As you can imagine, the implications of this research are quite profound no matter the field. But from my perspective in terms of the work we do, I think there are two fundamental insights:
1) Much of the real economic value in the world today is created by people who make things happen by sharpening their attention to what’s at hand – today’s work requires intensity of focus and clarity of purpose for creating tangible results. However, our best intentions are often dampened by the unexpected. As futurists, our value is to complement clients (decision-makers, innovators, strategists, entrepreneurs, policymakers) do their jobs even better by helping them navigate terrains fraught with gorillas – not only in the foreground of attention, but especially at the background, the fringe. This is why it is imperative that we engage in a co-creative process that brings out the best of both worlds. Futurists are there to help you explore the unforeseen, without denying or minimizing your expert knowledge. Your focus and expertise are essential when teamed up with the breadth, depth and temporal dimension of futurists (who are not trying to replace focused expert knowledge in your domain). It is the process by which you get both the score right (in the fictitious basketball game, and in the world of results), and also see the gorillas (benevolent or otherwise).

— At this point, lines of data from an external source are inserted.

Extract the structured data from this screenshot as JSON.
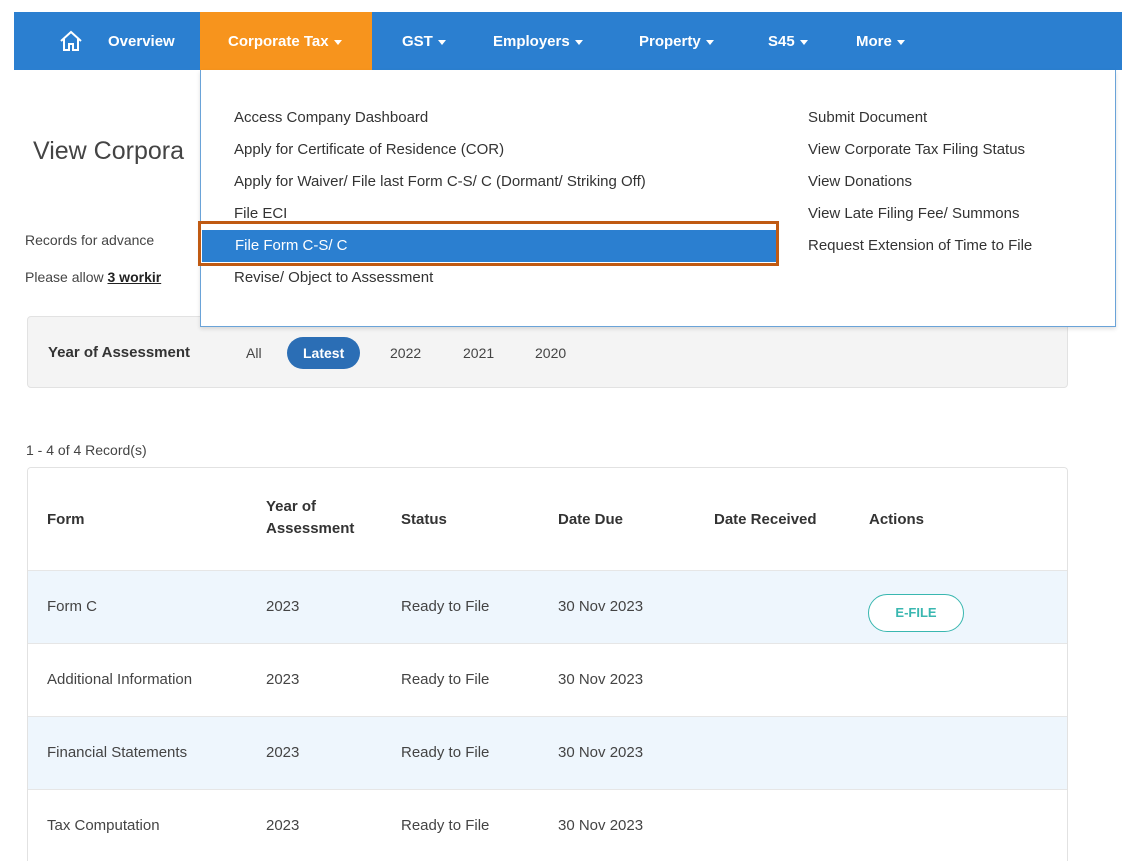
{
  "nav": {
    "home_icon": "home-icon",
    "items": [
      {
        "label": "Overview",
        "has_caret": false
      },
      {
        "label": "Corporate Tax",
        "has_caret": true,
        "active": true
      },
      {
        "label": "GST",
        "has_caret": true
      },
      {
        "label": "Employers",
        "has_caret": true
      },
      {
        "label": "Property",
        "has_caret": true
      },
      {
        "label": "S45",
        "has_caret": true
      },
      {
        "label": "More",
        "has_caret": true
      }
    ],
    "colors": {
      "bar": "#2b7fd0",
      "active": "#f7941d"
    }
  },
  "dropdown": {
    "left_column": [
      "Access Company Dashboard",
      "Apply for Certificate of Residence (COR)",
      "Apply for Waiver/ File last Form C-S/ C (Dormant/ Striking Off)",
      "File ECI",
      "File Form C-S/ C",
      "Revise/ Object to Assessment"
    ],
    "right_column": [
      "Submit Document",
      "View Corporate Tax Filing Status",
      "View Donations",
      "View Late Filing Fee/ Summons",
      "Request Extension of Time to File"
    ],
    "highlighted_item": "File Form C-S/ C",
    "highlight_outline_color": "#c05a12"
  },
  "page": {
    "title": "View Corpora",
    "info_1": "Records for advance",
    "info_2_prefix": "Please allow ",
    "info_2_bold": "3 workir"
  },
  "filter": {
    "label": "Year of Assessment",
    "options": [
      "All",
      "Latest",
      "2022",
      "2021",
      "2020"
    ],
    "selected": "Latest"
  },
  "records": {
    "count_text": "1 - 4 of 4 Record(s)"
  },
  "table": {
    "headers": {
      "form": "Form",
      "year_line1": "Year of",
      "year_line2": "Assessment",
      "status": "Status",
      "date_due": "Date Due",
      "date_received": "Date Received",
      "actions": "Actions"
    },
    "rows": [
      {
        "form": "Form C",
        "year": "2023",
        "status": "Ready to File",
        "date_due": "30 Nov 2023",
        "date_received": "",
        "action": "E-FILE"
      },
      {
        "form": "Additional Information",
        "year": "2023",
        "status": "Ready to File",
        "date_due": "30 Nov 2023",
        "date_received": "",
        "action": ""
      },
      {
        "form": "Financial Statements",
        "year": "2023",
        "status": "Ready to File",
        "date_due": "30 Nov 2023",
        "date_received": "",
        "action": ""
      },
      {
        "form": "Tax Computation",
        "year": "2023",
        "status": "Ready to File",
        "date_due": "30 Nov 2023",
        "date_received": "",
        "action": ""
      }
    ]
  }
}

2) My second insight is closer to home – why is this study important for futurists. We need to resist the siren call for content specialization. Our particular economic value doesn’t stem in replicating our clients’ expertise – we have to remain distanced enough (not too much, not too little – just enough) to be able to notice gorillas. Of course we all have our preferences in topic domains but we ought to stay true to our calling of ‘generalists’ – pattern finders, masters of ‘betweenness’, of relationship amongst things. This is why we get trained in ‘liking’ sources we normally wouldn’t read or watch (and yes, that’s often insurmountable entirely as individuals but also the reason why we offer ourselves in teams – and be sure that hell breaks loose when we don’t agree –thankfully, our clients don’t witness our internal processes); embracing otherness and the unknown, staying with them long enough to acknowledge and understand a different point of view; carry lenses that don’t necessarily feel comfortable or welcome. It is how it should be for value’s sake. Full detachment is neither possible nor encouraged – it wouldn’t serve anyone well, neither clients nor us – all we can hope for is to develop a tad of empathy for otherness, aka alterity. Finding and acknowledging what is beyond. It’s why I’m proud to call myself a futurist.